For more information on this report (NCJ 236707), access the National Criminal Justice Reference Service’s website, http://www.ncjrs.gov.

Deter, Detect, Defend—Avoid Identity Theft

This toolkit from the U.S. Federal Trade Commission is for use by organizations working to raise awareness and educate people about the dangers of identity theft. The toolkit includes a 24-page booklet with information on how to plan and organize a Protect Your Identity Day workshop. These workshops can be used by local government officials and community organizations to educate people on the dangers of identity theft and how to protect themselves from becoming victims. The toolkit also includes a DVD and a CD-ROM. The DVD contains videos available for television broadcast on the theme of deter, detect, defend—the three Ds of identity theft protection. The CD-ROM contains videos on the three Ds for use in computer broadcasts and downloadable materials for use in planning and hosting a Protect Your Identity Day.

To read the full report (NCJ 236428), access the National Criminal Justice Reference Service’s website, http://www.ncjrs.gov.

Gang Resistance Education and Training Program (G.R.E.A.T.)

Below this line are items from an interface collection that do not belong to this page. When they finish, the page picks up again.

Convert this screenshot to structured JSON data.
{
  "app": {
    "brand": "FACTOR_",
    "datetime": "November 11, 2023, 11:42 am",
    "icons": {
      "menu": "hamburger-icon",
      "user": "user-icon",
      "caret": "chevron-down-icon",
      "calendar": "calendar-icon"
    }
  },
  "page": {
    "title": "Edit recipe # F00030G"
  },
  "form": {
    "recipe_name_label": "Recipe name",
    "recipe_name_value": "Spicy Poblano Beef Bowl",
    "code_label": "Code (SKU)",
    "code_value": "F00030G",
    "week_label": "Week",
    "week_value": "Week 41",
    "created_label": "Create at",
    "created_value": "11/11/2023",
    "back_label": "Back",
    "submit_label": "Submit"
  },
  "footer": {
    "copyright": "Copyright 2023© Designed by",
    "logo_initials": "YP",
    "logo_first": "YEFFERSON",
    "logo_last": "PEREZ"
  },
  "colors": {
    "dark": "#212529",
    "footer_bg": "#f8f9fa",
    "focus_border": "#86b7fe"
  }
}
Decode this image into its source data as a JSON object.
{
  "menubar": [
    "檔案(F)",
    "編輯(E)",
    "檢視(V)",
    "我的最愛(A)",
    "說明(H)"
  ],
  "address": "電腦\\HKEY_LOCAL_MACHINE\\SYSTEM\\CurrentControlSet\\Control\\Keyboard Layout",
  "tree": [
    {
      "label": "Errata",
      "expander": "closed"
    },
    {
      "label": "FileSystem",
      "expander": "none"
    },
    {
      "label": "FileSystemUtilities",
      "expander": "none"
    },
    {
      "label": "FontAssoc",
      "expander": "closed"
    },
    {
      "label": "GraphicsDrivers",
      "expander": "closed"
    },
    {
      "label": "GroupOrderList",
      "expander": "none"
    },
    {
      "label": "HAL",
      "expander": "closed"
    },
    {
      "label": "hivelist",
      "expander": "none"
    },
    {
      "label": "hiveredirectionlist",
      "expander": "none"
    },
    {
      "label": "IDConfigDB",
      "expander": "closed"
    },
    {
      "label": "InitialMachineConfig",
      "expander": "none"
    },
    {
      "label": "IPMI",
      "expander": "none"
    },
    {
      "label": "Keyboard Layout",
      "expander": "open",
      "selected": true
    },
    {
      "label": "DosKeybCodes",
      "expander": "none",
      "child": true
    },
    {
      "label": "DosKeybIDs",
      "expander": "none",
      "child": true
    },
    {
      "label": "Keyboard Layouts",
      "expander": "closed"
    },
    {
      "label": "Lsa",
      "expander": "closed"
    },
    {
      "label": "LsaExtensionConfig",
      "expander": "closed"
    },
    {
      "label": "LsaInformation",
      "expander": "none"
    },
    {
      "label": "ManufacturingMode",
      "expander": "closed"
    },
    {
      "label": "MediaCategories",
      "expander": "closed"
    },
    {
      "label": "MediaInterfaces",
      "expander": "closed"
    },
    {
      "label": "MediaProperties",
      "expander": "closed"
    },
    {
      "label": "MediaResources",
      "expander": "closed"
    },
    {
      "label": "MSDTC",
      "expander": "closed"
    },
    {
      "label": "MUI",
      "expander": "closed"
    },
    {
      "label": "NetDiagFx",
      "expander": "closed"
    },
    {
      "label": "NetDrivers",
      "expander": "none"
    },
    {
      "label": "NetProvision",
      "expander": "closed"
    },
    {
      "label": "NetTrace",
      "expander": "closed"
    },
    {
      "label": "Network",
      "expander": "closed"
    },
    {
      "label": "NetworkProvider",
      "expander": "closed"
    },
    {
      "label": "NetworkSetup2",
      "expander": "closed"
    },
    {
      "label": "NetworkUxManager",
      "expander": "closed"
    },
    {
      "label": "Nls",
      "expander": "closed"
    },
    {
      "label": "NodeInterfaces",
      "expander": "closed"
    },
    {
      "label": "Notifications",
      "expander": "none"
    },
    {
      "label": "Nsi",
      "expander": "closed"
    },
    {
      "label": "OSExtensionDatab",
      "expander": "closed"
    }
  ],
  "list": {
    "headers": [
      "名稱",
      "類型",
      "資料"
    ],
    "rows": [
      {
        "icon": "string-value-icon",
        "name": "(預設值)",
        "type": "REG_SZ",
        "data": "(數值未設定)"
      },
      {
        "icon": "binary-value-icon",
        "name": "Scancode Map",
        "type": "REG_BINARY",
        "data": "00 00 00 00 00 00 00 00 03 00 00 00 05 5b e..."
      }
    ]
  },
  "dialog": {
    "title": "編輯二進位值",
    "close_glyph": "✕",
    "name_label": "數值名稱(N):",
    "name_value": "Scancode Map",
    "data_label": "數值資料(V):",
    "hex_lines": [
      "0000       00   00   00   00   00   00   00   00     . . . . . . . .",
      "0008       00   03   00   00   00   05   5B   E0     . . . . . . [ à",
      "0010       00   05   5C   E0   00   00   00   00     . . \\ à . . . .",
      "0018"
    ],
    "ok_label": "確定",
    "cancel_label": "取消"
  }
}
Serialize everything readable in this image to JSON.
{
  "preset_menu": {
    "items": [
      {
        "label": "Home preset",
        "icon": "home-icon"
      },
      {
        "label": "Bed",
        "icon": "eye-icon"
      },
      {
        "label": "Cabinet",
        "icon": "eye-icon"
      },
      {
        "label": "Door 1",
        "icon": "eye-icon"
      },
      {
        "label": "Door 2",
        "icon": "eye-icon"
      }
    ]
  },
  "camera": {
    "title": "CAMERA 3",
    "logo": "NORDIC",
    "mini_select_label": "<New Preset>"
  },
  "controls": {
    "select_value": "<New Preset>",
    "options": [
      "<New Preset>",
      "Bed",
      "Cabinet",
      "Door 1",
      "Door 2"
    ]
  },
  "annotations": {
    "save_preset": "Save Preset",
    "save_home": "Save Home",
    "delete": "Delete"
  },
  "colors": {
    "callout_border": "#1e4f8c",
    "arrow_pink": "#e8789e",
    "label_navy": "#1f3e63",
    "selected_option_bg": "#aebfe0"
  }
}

The Gang Resistance Education and Training Program (G.R.E.A.T.), taught by uniformed police officers, is a school-based life-skills curriculum designed to enable youths to make sound decisions, be accountable, resist peer pressure, and establish positive attitudes toward law enforcement. The goal of the program is to prevent violence and gang activity. The instruction focuses on four areas: middle school, elementary school, summer, and families. The school sessions offer skills-based classes that focus on changing attitudes and behaviors. The summer component presents fun, constructive activities that add structure when children are on their school break. The G.R.E.A.T. families segment provides group interaction and activities for parents and children. For more information go to http://www.great-online.org.

The Importance of Evidence Collection Guidelines in Developing a Prosecutable Case

FBI Crime Scene Forensic Documentation Guidelines should be routinely applied to every crime scene regardless of size or complexity. The narrative reviews each crime scene guideline and identifies the documentation that the prosecutor should anticipate being present. Omitted guideline citations should be questioned because they may imply a defect in the forensic evidence acquisition process. These omissions may provide points of attack by the defense and, consequently, present a reasonable strategy. The FBI documentation guidelines include steps for proper crime scene evidence collection:

  1. approach scene—discusses the initial approach to the crime scene by the first responder and requires noting temperature and other environmental conditions, any artifacts that may represent evidence, and locating potential witnesses;
  2. secure and protect—discusses protecting the crime scene in its pristine form;
  3. preliminary survey;
  4. guideline narrative description—the survey taken to support the management, organization, and logistical elements of the crime scene;
  5. photograph scene—examines how to portray the crime scene evidence through photography;
  6. sketch scene—explains how a crime scene sketch provides spatial relationships that supplant and complement the two-dimensional photographs;
  7. physical evaluation of the scene;
  8. continuing evaluation of the evidence—evaluations that are ongoing throughout the scene processing;
  9. conduct search;
  10. collect, record, mark, and preserve the evidence;
  11. conduct final survey; and
  12. release the crime scene.

To read the full report (NCJ 236848), access the National Criminal Justice Reference Service’s website, http://www.ncjrs.gov.